Dolomites – An Experience in Wilderness

Adventure, new experiences and discovering more about my personal limits and the world we live in is what keeps me ticking. Whether it’s battling the cold under the Northern Lights or climbing a mountain in the dark to reach the summit before sunrise, I always aim to squeeze out the most of every circumstance and leave no stone unturned. So when the opportunity for a three-day trip to the Italian Alps presented itself, I jumped at it immediately, commencing the usual research process of finding landmarks, locations and must-dos.

They say seeing is believing, and that old cliché perfectly encapsulates the beauty of the Dolomites. The sheer scale of the vertical rock, rugged cliffs and deep valleys are so unique to the area, with nowhere better to immerse yourself in the landscape than Tre Cime di Lavaredo. My adventure began here, as I pulled up into the carpark of the Refugio a little after midnight and set out into the darkness. Masked by the nighttime shadows, you can feel the enormous presence of the towering peaks around you, but their true splendor can only be witnessed when morning rolls around.

After almost an hour of hiking, I stumbled across my accommodation for the night – caves dug into the rock face that were used by soldiers during the war. Despite the uneven floor and the odd drip from the low ceiling, the raw feeling of adventure from sleeping in a cave 2,000m deep into the mountains was a once-in-a-life-time experience. As the sun began to cast its light into the mouth of the cave at around 4.30am, I summoned the strength to get up for one of the best sunrises I’ve ever witnessed. Cold and calm colours interjected with vibrant orange rays bathed the land as the sun burst through gaps in the horizon during blue hour. After only half an hour of walking through the mountain range I was convinced that this must be one of the most incredible landscapes in the Alps, and definitely worthy of its UNESCO World Heritage status.

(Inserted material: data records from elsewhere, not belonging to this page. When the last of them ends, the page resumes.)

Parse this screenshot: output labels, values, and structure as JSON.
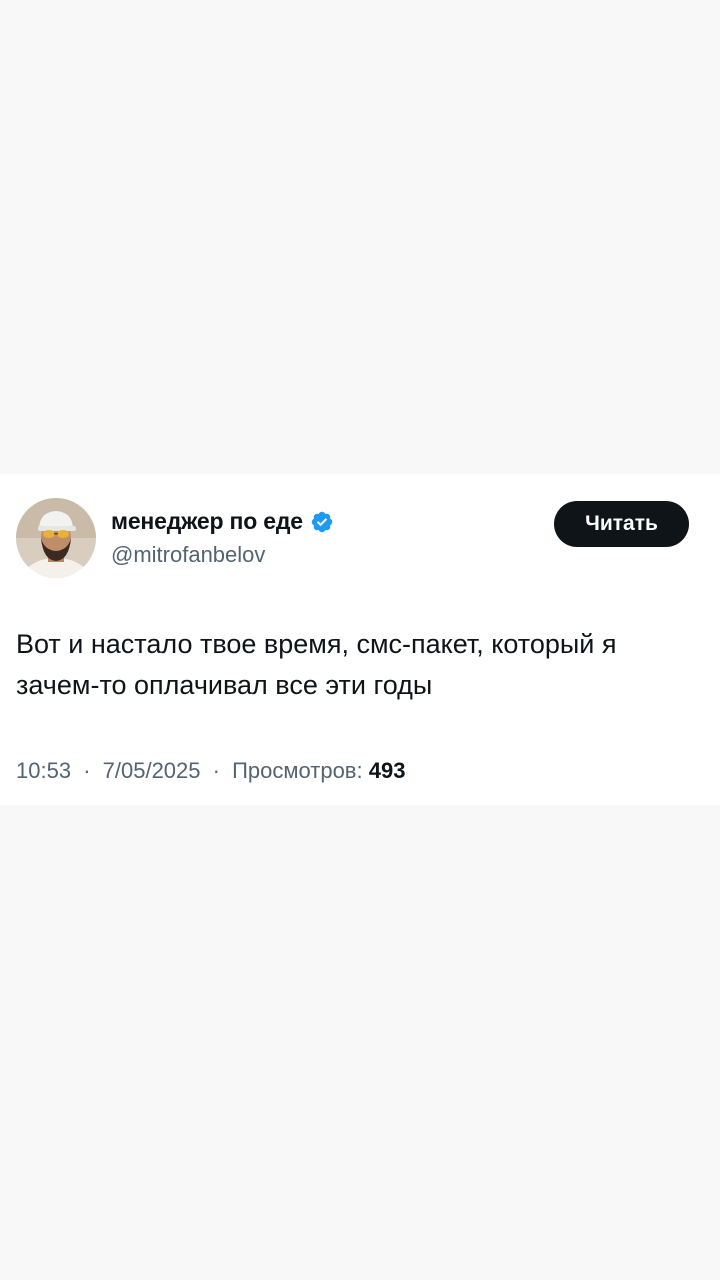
{
  "tweet": {
    "author": {
      "display_name": "менеджер по еде",
      "handle": "@mitrofanbelov",
      "verified": true,
      "verified_color": "#1d9bf0",
      "avatar_icon": "profile-photo"
    },
    "follow_button_label": "Читать",
    "text": "Вот и настало твое время, смс-пакет, который я зачем-то оплачивал все эти годы",
    "meta": {
      "time": "10:53",
      "separator": "·",
      "date": "7/05/2025",
      "views_label": "Просмотров:",
      "views_count": "493"
    }
  }
}
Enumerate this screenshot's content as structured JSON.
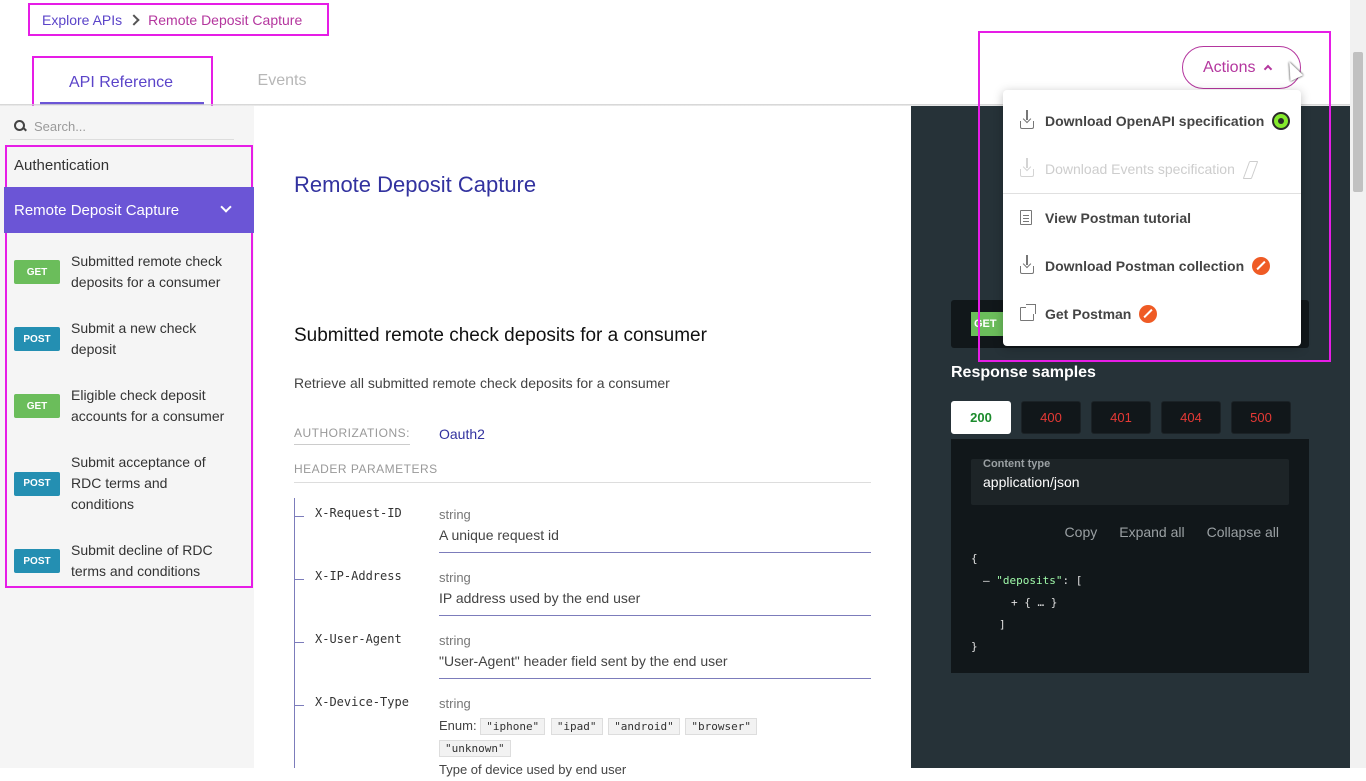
{
  "breadcrumb": {
    "root": "Explore APIs",
    "current": "Remote Deposit Capture"
  },
  "tabs": [
    {
      "label": "API Reference",
      "active": true
    },
    {
      "label": "Events",
      "active": false
    }
  ],
  "sidebar": {
    "search_placeholder": "Search...",
    "auth_label": "Authentication",
    "section_label": "Remote Deposit Capture",
    "operations": [
      {
        "method": "GET",
        "label": "Submitted remote check deposits for a consumer"
      },
      {
        "method": "POST",
        "label": "Submit a new check deposit"
      },
      {
        "method": "GET",
        "label": "Eligible check deposit accounts for a consumer"
      },
      {
        "method": "POST",
        "label": "Submit acceptance of RDC terms and conditions"
      },
      {
        "method": "POST",
        "label": "Submit decline of RDC terms and conditions"
      }
    ]
  },
  "main": {
    "page_title": "Remote Deposit Capture",
    "operation_title": "Submitted remote check deposits for a consumer",
    "operation_desc": "Retrieve all submitted remote check deposits for a consumer",
    "auth_label": "AUTHORIZATIONS:",
    "auth_value": "Oauth2",
    "header_params_label": "HEADER PARAMETERS",
    "params": [
      {
        "name": "X-Request-ID",
        "type": "string",
        "desc": "A unique request id"
      },
      {
        "name": "X-IP-Address",
        "type": "string",
        "desc": "IP address used by the end user"
      },
      {
        "name": "X-User-Agent",
        "type": "string",
        "desc": "\"User-Agent\" header field sent by the end user"
      },
      {
        "name": "X-Device-Type",
        "type": "string",
        "enum_label": "Enum:",
        "enum": [
          "\"iphone\"",
          "\"ipad\"",
          "\"android\"",
          "\"browser\"",
          "\"unknown\""
        ],
        "desc": "Type of device used by end user"
      }
    ]
  },
  "right_panel": {
    "endpoint_method": "GET",
    "response_title": "Response samples",
    "status_codes": [
      "200",
      "400",
      "401",
      "404",
      "500"
    ],
    "active_status": "200",
    "content_type_label": "Content type",
    "content_type_value": "application/json",
    "code_actions": [
      "Copy",
      "Expand all",
      "Collapse all"
    ],
    "json_lines": {
      "open": "{",
      "key_prefix": "– ",
      "key": "\"deposits\"",
      "key_suffix": ": [",
      "item": "+ { … }",
      "close_arr": "]",
      "close": "}"
    }
  },
  "actions": {
    "button_label": "Actions",
    "menu": [
      {
        "label": "Download OpenAPI specification",
        "icon": "download-icon",
        "badge": "openapi-icon",
        "disabled": false
      },
      {
        "label": "Download Events specification",
        "icon": "download-icon",
        "badge": "bolt-icon",
        "disabled": true
      },
      {
        "label": "View Postman tutorial",
        "icon": "document-icon",
        "badge": null,
        "disabled": false
      },
      {
        "label": "Download Postman collection",
        "icon": "download-icon",
        "badge": "postman-icon",
        "disabled": false
      },
      {
        "label": "Get Postman",
        "icon": "external-link-icon",
        "badge": "postman-icon",
        "disabled": false
      }
    ]
  },
  "colors": {
    "accent_purple": "#6b55d6",
    "highlight_frame": "#e61de6",
    "get_badge": "#6bbd5b",
    "post_badge": "#248fb2",
    "dark_panel": "#263238",
    "actions_magenta": "#b4369e"
  }
}
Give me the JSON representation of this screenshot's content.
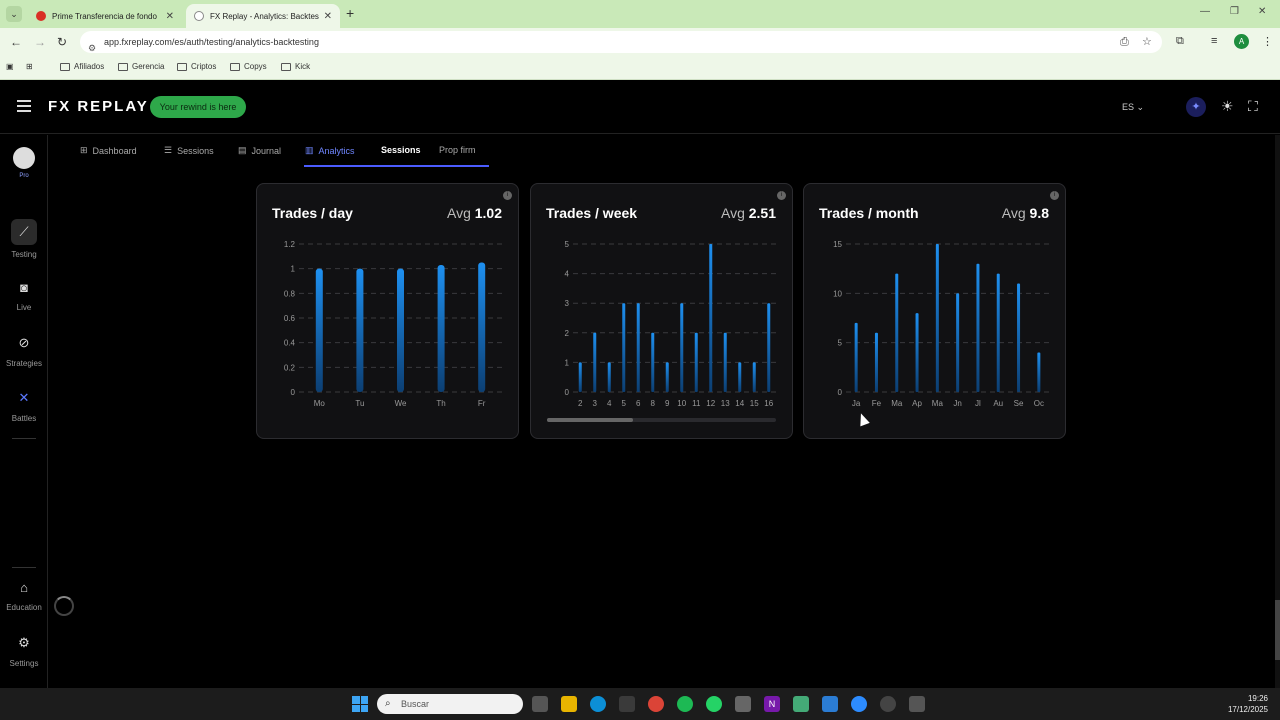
{
  "browser": {
    "tabs": [
      {
        "title": "Prime Transferencia de fondo",
        "favicon_color": "#d93025"
      },
      {
        "title": "FX Replay - Analytics: Backtes",
        "favicon_color": "#ffffff"
      }
    ],
    "url": "app.fxreplay.com/es/auth/testing/analytics-backtesting",
    "bookmarks": [
      "Afiliados",
      "Gerencia",
      "Criptos",
      "Copys",
      "Kick"
    ],
    "profile_initial": "A"
  },
  "header": {
    "logo": "FX REPLAY",
    "rewind_label": "Your rewind is here",
    "lang": "ES"
  },
  "sidebar": {
    "pro_label": "Pro",
    "items": [
      {
        "label": "Testing",
        "icon": "chart-line-icon"
      },
      {
        "label": "Live",
        "icon": "camera-icon"
      },
      {
        "label": "Strategies",
        "icon": "compass-icon"
      },
      {
        "label": "Battles",
        "icon": "swords-icon"
      },
      {
        "label": "Education",
        "icon": "graduation-cap-icon"
      },
      {
        "label": "Settings",
        "icon": "gear-icon"
      }
    ]
  },
  "subnav": {
    "items": [
      {
        "label": "Dashboard",
        "icon": "grid-icon"
      },
      {
        "label": "Sessions",
        "icon": "list-icon"
      },
      {
        "label": "Journal",
        "icon": "notebook-icon"
      },
      {
        "label": "Analytics",
        "icon": "bar-chart-icon"
      },
      {
        "label": "Sessions",
        "icon": ""
      },
      {
        "label": "Prop firm",
        "icon": ""
      }
    ]
  },
  "cards": {
    "day": {
      "title": "Trades / day",
      "avg_label": "Avg",
      "avg_value": "1.02"
    },
    "week": {
      "title": "Trades / week",
      "avg_label": "Avg",
      "avg_value": "2.51"
    },
    "month": {
      "title": "Trades / month",
      "avg_label": "Avg",
      "avg_value": "9.8"
    }
  },
  "chart_data": [
    {
      "type": "bar",
      "title": "Trades / day",
      "categories": [
        "Mo",
        "Tu",
        "We",
        "Th",
        "Fr"
      ],
      "values": [
        1.0,
        1.0,
        1.0,
        1.03,
        1.05
      ],
      "ylim": [
        0,
        1.2
      ],
      "yticks": [
        "0",
        "0.2",
        "0.4",
        "0.6",
        "0.8",
        "1",
        "1.2"
      ],
      "grid": true
    },
    {
      "type": "bar",
      "title": "Trades / week",
      "categories": [
        "2",
        "3",
        "4",
        "5",
        "6",
        "8",
        "9",
        "10",
        "11",
        "12",
        "13",
        "14",
        "15",
        "16"
      ],
      "values": [
        1,
        2,
        1,
        3,
        3,
        2,
        1,
        3,
        2,
        5,
        2,
        1,
        1,
        3
      ],
      "ylim": [
        0,
        5
      ],
      "yticks": [
        "0",
        "1",
        "2",
        "3",
        "4",
        "5"
      ],
      "grid": true
    },
    {
      "type": "bar",
      "title": "Trades / month",
      "categories": [
        "Ja",
        "Fe",
        "Ma",
        "Ap",
        "Ma",
        "Jn",
        "Jl",
        "Au",
        "Se",
        "Oc"
      ],
      "values": [
        7,
        6,
        12,
        8,
        15,
        10,
        13,
        12,
        11,
        4
      ],
      "ylim": [
        0,
        15
      ],
      "yticks": [
        "0",
        "5",
        "10",
        "15"
      ],
      "grid": true
    }
  ],
  "taskbar": {
    "search_placeholder": "Buscar",
    "time": "19:26",
    "date": "17/12/2025"
  },
  "colors": {
    "accent": "#4b5cff",
    "bar": "#1e90f0",
    "rewind_bg": "#2ea84a"
  }
}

After making my way back down the mountain from Tre Cime and having lunch at one of the quaint and beautiful alpine villages, it was time for the next step of the adventure, starting in the town of Ortisei. From here you can ride the cable car 2,500m up the mountain to Seceda and save yourself a 4-hour hike on a steep ski slope. I managed a relaxing beer at a restaurant ten minutes prior to closing time before heading out to explore the surrounding scenery and finding somewhere to sleep for the night.

Surrounded by the dramatic cliffs, mountains and alpine pastures synonymous with the Dolomite and South Tyrol region, Seceda was one of the most photogenic locations I’ve visited. The imposing clouds robbed me of a good sunset, so the next two hours before nightfall were spent walking the ridgeline scouting for photo opportunities and resting spots. Once I had found my ideal camping location and decided on the morning plans, it was time for some much-needed sleep.

To keep things light I slept on the grass in just my sleeping bag. The chills woke me up at sporadic intervals, but the special sight of the mountains silhouetted against the starry sky were comforting. The clear skies held up until sunrise, and I was pumping with adrenaline, frantically running back and forth holding my camera. With the excitement of sunrise over and the sun getting higher and warmer, I started the hike back down to Ortisei, teeming with satisfaction from two of my most magical and life-changing experiences. The Dolomites for me have been the highlight of the year, and I’m definitely looking forward to my next visit.

About The Author

Jack Anstey

Jack Anstey

Jack is an adventure/landscape photographer from the Leicester, UK, but spends most of his time working in the remote regions of the UK and Europe. With a huge passion for nature and exploration, he always strives to find the next limit he can push himself to, which in turn has shaped his photography into his unique style.